There’s a traffic light at Denison Avenue and Claflin Road and two yellow warning signals in the next block south of the intersection that bring traffic to a standstill when classes change.
After a long wait, the last student in line enters the crosswalk and you say, “Finally.”
Then that single student stops in the middle of the crosswalk to send a text, break up with a boyfriend on the phone, or share a YouTube video with someone they’ve never seen before. Your lunch hour melts away and traffic backs up past the Veterinary Med School.
The logical solution would be a pedestrian tunnel or overpass but, given Manhattan’s prefer-ence for starting all road construction that will impact Kansas State the day before students move in, these logical alternatives must be rejected out of hand without addressing fiscal questions.
My modest alternative is simple, cost effective and could be accomplished with the loss of very few lives.
Let’s launch students across Denison with catapults, the favored weapon of besieging armies in the Middle Ages. This ought to match the needs of public safety and efficient traffic flow.
Six catapults would suffice — two each of light, medium, and heavy capacity. These would be placed on each side of Denison and aimed at giant air bladders like whoopie cushions with Powercat logos in their centers where well-aimed students would land. Perhaps someone could design the whoopie cushions to say “Go Cats” instead of making the usual rude noise.
Kansas State mechanical engineering alums could design fast loading buckets where students would sit, and surely hydraulics could be employed to quickly arm the catapults for throwing.
Of course, all of the math in the world could not predict pre-cisely where students would land, so a period of trial and error would be required to dial in the distances, like walking in artillery rounds on the enemy. These test students could be recruited from disciplinary and academic probation lists with promises of reinstatement — if they live.
This solution would be rev-enue neutral.
Rather than hiring additional staff, operating the catapults should be a team sport, a bit of friendly rivalry among dormitories and other living units. Points would be awarded for the number of students launched suc-cessfully across the street. Penalties would be issued or points deducted for students killed, maimed, or dis-figured by bad launches. The winning teams would be awarded living spaces on the other side of Denison.
Kansas State should patent and license this new game against the day when other schools faced with similar traffic problems need to buy equipment and license the procedures that Kansas State perfected.

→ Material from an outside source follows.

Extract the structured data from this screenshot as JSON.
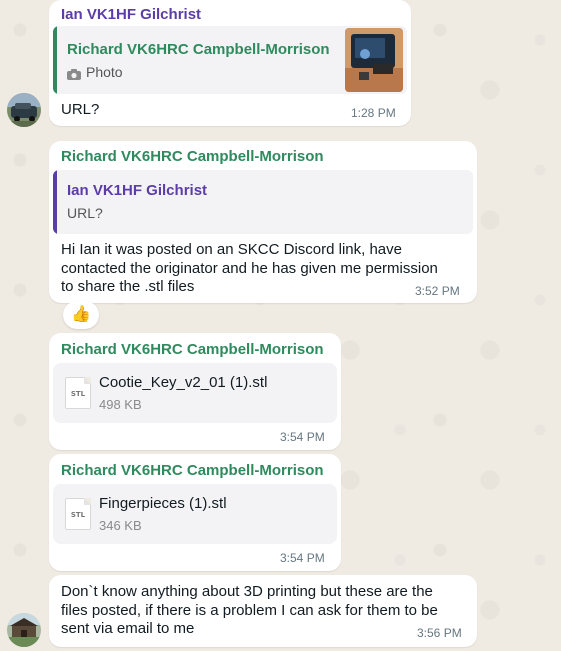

Martin Puntney, a former newspaper editor, worked in the communications department of AIB International for 23 years. He lives at 2035 Rockhill Circle.